Introduction: Co-occurrence with other chronic diseases may influence the progression of dementia, especially in case of multiple chronic diseases. We aimed to verify whether multimorbidity influenced cognitive and daily functioning during nine years after dementia diagnosis compared with the influence in persons without dementia.
Methods: In the Kungsholmen Project, a population-based cohort study, we followed 310 persons with incident dementia longitudinally. We compared their trajectories with those of 679 persons without dementia. Progression was studied for cognition and activities of daily life (ADLs), measured by MMSE and Katz Index respectively. The effect of multimorbidity and its interaction with dementia status was studied using individual growth models.

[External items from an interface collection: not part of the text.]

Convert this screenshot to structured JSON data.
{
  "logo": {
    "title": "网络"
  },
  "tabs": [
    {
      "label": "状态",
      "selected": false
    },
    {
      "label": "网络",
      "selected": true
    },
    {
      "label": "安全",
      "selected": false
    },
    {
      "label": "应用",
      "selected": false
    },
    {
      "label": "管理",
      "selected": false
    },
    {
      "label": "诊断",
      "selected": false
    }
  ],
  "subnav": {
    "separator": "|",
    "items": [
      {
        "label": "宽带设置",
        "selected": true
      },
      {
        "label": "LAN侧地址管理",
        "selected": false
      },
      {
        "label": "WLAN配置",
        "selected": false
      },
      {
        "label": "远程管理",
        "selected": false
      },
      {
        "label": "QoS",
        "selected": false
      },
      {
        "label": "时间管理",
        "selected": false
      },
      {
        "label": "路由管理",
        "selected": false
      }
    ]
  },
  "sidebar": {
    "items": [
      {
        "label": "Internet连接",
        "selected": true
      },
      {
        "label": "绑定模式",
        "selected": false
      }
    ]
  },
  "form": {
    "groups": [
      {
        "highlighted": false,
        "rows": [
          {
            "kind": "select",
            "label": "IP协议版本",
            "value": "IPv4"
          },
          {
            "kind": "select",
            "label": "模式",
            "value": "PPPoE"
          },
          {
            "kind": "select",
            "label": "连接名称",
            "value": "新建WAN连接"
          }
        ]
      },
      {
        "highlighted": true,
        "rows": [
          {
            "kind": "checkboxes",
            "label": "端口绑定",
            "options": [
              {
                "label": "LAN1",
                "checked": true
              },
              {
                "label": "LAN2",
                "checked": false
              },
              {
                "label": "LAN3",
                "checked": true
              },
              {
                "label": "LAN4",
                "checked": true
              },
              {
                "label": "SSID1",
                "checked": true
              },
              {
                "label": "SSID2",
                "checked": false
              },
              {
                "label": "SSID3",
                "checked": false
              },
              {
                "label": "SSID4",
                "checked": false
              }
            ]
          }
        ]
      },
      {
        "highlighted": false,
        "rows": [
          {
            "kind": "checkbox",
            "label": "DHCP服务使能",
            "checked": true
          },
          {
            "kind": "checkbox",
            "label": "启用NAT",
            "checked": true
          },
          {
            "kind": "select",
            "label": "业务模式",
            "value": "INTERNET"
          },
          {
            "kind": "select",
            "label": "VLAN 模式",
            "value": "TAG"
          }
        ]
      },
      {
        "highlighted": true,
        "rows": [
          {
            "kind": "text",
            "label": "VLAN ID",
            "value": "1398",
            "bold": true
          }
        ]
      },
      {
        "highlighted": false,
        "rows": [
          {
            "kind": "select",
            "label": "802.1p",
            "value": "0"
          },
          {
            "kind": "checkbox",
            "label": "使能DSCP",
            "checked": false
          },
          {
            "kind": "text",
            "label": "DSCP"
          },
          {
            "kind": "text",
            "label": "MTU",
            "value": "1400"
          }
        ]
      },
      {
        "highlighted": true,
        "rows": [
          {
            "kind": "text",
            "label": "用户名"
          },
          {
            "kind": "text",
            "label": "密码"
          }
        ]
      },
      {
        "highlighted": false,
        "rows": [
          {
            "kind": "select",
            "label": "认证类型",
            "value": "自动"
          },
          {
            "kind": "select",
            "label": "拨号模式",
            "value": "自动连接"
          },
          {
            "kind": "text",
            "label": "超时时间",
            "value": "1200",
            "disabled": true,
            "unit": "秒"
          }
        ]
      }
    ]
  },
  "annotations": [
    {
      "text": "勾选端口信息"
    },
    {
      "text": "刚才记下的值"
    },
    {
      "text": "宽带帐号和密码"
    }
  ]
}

Results: The mean (SD) follow-up time was 4.7 (2.3) years. As expected, dementia related to both the decline in cognitive and daily functioning. Irrespective of dementia status, persons with more diseases had significantly worse baseline daily functioning. In dementia patients having more diseases also related to a significantly faster decline in daily functioning. Due to the combination of lower functioning in ADLs at baseline and faster decline, dementia patients with multimorbidity were about one to two years ahead of the decline of dementia patients without any co-morbidity. In persons without dementia, no significant decline in ADLs over time was present, nor was multimorbidity related to the decline rate. Cognitive decline measured with MMSE remained unrelated to the number of diseases present at baseline.
Conclusion: Multimorbidity was related to baseline daily function in both persons with and without dementia, and with accelerated decline in people with dementia but not in non-demented individuals. No relationship of multimorbidity with cognitive functioning was established. These findings imply a strong interconnection between physical and mental health, where the greatest disablement occurs when both somatic and mental disorders are present.